• **What the task asks**
Each entry below is to be duplicated precisely.

***

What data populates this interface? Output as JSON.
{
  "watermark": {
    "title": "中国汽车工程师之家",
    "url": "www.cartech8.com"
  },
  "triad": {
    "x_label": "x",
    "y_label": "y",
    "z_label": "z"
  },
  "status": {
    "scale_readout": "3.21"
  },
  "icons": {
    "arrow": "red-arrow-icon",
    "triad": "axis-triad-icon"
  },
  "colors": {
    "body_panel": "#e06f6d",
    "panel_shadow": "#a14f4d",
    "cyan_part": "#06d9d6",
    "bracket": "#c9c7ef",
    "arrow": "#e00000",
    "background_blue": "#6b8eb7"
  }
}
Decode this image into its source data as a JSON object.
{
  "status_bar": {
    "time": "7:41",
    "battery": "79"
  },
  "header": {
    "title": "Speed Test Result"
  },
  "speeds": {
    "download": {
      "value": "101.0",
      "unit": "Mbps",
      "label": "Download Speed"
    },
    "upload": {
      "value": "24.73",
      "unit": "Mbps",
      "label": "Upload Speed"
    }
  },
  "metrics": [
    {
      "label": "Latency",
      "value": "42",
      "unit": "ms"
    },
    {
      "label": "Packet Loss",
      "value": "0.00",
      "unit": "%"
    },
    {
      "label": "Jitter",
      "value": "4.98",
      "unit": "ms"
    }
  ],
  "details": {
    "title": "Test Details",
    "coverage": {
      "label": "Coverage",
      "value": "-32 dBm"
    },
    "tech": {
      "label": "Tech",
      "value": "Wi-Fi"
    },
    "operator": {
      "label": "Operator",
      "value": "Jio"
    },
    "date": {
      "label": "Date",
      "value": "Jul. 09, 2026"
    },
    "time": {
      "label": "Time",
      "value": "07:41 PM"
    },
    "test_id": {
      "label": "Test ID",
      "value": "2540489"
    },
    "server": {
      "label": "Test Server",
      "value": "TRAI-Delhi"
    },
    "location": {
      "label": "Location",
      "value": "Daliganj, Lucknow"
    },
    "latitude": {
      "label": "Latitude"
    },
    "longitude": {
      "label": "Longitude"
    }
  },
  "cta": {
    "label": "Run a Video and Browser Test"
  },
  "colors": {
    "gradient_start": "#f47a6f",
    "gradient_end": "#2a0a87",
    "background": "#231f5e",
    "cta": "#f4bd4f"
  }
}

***

• **Result below**
What data populates this interface? Output as JSON.
{
  "watermark": {
    "title": "中国汽车工程师之家",
    "url": "www.cartech8.com"
  },
  "triad": {
    "x_label": "x",
    "y_label": "y",
    "z_label": "z"
  },
  "status": {
    "scale_readout": "3.21"
  },
  "icons": {
    "arrow": "red-arrow-icon",
    "triad": "axis-triad-icon"
  },
  "colors": {
    "body_panel": "#e06f6d",
    "panel_shadow": "#a14f4d",
    "cyan_part": "#06d9d6",
    "bracket": "#c9c7ef",
    "arrow": "#e00000",
    "background_blue": "#6b8eb7"
  }
}
Decode this image into its source data as a JSON object.
{
  "status_bar": {
    "time": "7:41",
    "battery": "79"
  },
  "header": {
    "title": "Speed Test Result"
  },
  "speeds": {
    "download": {
      "value": "101.0",
      "unit": "Mbps",
      "label": "Download Speed"
    },
    "upload": {
      "value": "24.73",
      "unit": "Mbps",
      "label": "Upload Speed"
    }
  },
  "metrics": [
    {
      "label": "Latency",
      "value": "42",
      "unit": "ms"
    },
    {
      "label": "Packet Loss",
      "value": "0.00",
      "unit": "%"
    },
    {
      "label": "Jitter",
      "value": "4.98",
      "unit": "ms"
    }
  ],
  "details": {
    "title": "Test Details",
    "coverage": {
      "label": "Coverage",
      "value": "-32 dBm"
    },
    "tech": {
      "label": "Tech",
      "value": "Wi-Fi"
    },
    "operator": {
      "label": "Operator",
      "value": "Jio"
    },
    "date": {
      "label": "Date",
      "value": "Jul. 09, 2026"
    },
    "time": {
      "label": "Time",
      "value": "07:41 PM"
    },
    "test_id": {
      "label": "Test ID",
      "value": "2540489"
    },
    "server": {
      "label": "Test Server",
      "value": "TRAI-Delhi"
    },
    "location": {
      "label": "Location",
      "value": "Daliganj, Lucknow"
    },
    "latitude": {
      "label": "Latitude"
    },
    "longitude": {
      "label": "Longitude"
    }
  },
  "cta": {
    "label": "Run a Video and Browser Test"
  },
  "colors": {
    "gradient_start": "#f47a6f",
    "gradient_end": "#2a0a87",
    "background": "#231f5e",
    "cta": "#f4bd4f"
  }
}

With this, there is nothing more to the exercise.